Timeless 1 by Giola Cassar

Timeless 1 by Giola Cassar

Giola’s offering in this project is four photographs which come over to us as sets of two.  The images in the sets relate well with each other but then contrast greatly between them.

Knowing Giola’s work from college, I know that she researches very extensively and, rightly so, she takes great pains in her concept and preparation. She is definitely not trigger happy. All the four works in this exhibition bear this out. She has painstakingly planned and studied her subjects and props and this track invites the viewer to do the same. One needs to take time and explore the nuances, detail and mood of her images. The time taken will not be wasted.

Timeless 2 by Giola Cassar

Timeless 2 by Giola Cassar

In her “Timeless” duo of prints, she has attempted to recreate a long gone age and succeeded quite well. The mood is definitely there. After one absorbs the fashion of that era, one is intrigued by the expressions of the “models”.  It’s a somewhat vacant, inscrutable and obscure expression which made me think. What did these two girls feel like, dressing up and “going back” in time? The plain warm, retro tones of the images complement the subjects and bring out the mood in an ideal way. Still, I guess the debate can rage here as to whether these images are documents or contemplative, records of an era or deep character studies. The answers will be as diverse as the viewers.

The other set of two prints, entitled “Internal and external vastness of Space” are in direct contrast to the “Timeless” portraits. Here Giola shows that she is still grappling as to what direction her photography will eventually take. It is the right way that at her young age she is exploring several ways of expressing herself with photography. It is a process that one should pass through, and keep passing through, in order to constantly challenge and excite him or herself. The operation is never ending.

Space 2 by Giola Cassar

Space 2 by Giola Cassar

In my view, this second set of work gives the viewer much more scope for reflection and speculation – thus it makes them more engaging due that they leave a lot of questions unanswered and camouflaged.  Giola here delves into the mysterious vastness of Space.  A subject which has intrigued and mystified all generations since time immemorial.

The girl seemingly trapped and constricted in a claustrophobic cubicle (a refrigerator?) gives us the feeling of immobility, of being eternally trapped in the little space that she has been confined to. Yet the expression is not of despair or anger but more of being resigned       to her fate.  Is not this perhaps a metaphor or allegory of the way some people feel inevitably trapped and restricted in their surroundings, their life, their Space? Technically this image could perhaps have been slightly improved through light direction, but then technique is at times less important than the message and I feel this print certainly delivers the message and creates curiosity and discussion.

Giola’s other image, my favourite in this set, is of a “ghostly” whimsical girl apparently floating in a dark and forbidding space. The high viewpoint purposely distorts perspective and makes the girl more vulnerable and helpless in such a vast and unending space.

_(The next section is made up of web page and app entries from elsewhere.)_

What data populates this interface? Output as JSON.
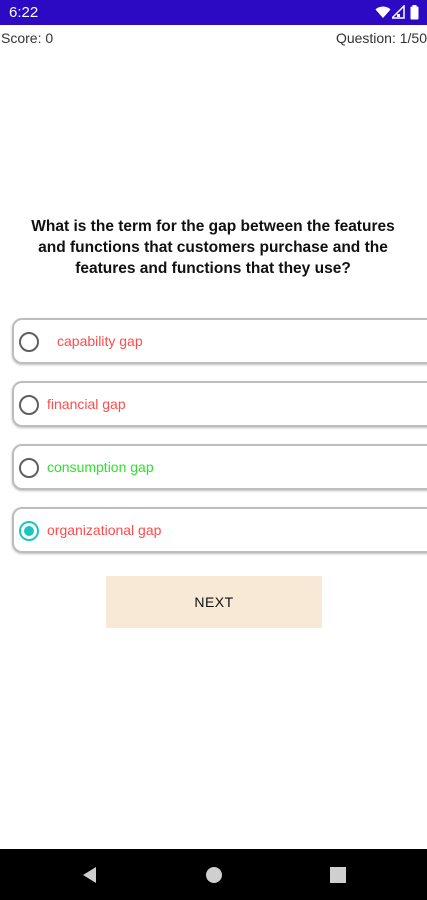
{
  "status_bar": {
    "time": "6:22",
    "background_color": "#2c0ac4",
    "icons": [
      "wifi-icon",
      "signal-icon",
      "battery-icon"
    ]
  },
  "info": {
    "score": "Score: 0",
    "question_count": "Question: 1/50"
  },
  "question": {
    "text": "What is the term for the gap between the features and functions that customers purchase and the features and functions that they use?"
  },
  "options": [
    {
      "label": "capability gap",
      "color": "#ff4b4b",
      "selected": false
    },
    {
      "label": "financial gap",
      "color": "#ff4b4b",
      "selected": false
    },
    {
      "label": "consumption gap",
      "color": "#2fe02f",
      "selected": false
    },
    {
      "label": "organizational gap",
      "color": "#ff4b4b",
      "selected": true
    }
  ],
  "next_button": {
    "label": "NEXT",
    "background_color": "#f8e8d6"
  },
  "nav_bar": {
    "icons": [
      "back-icon",
      "home-icon",
      "recents-icon"
    ]
  }
}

Space 1 by Giola Cassar

Space 1 by Giola Cassar

One of the definitions of space is that Space is capable neither of resistance nor motion. I feel this concept has been brought out very well, particularly in this image. The girl’s pose offers no resistance and demonstrates her immobility when faced with the unknown and greatly unexplored vastness of her surroundings. Her gaze does not betray any emotions and further invites us to perhaps stare into the seeming nothingness of space.

I think this is a well chosen subject and concept and I do look forward to seeing more of Giola’s “struggles” with such unexplored regions of the psyche.

© Kevin Casha


Divergent Thinkers is open from 27th July up to 2nd September, 2012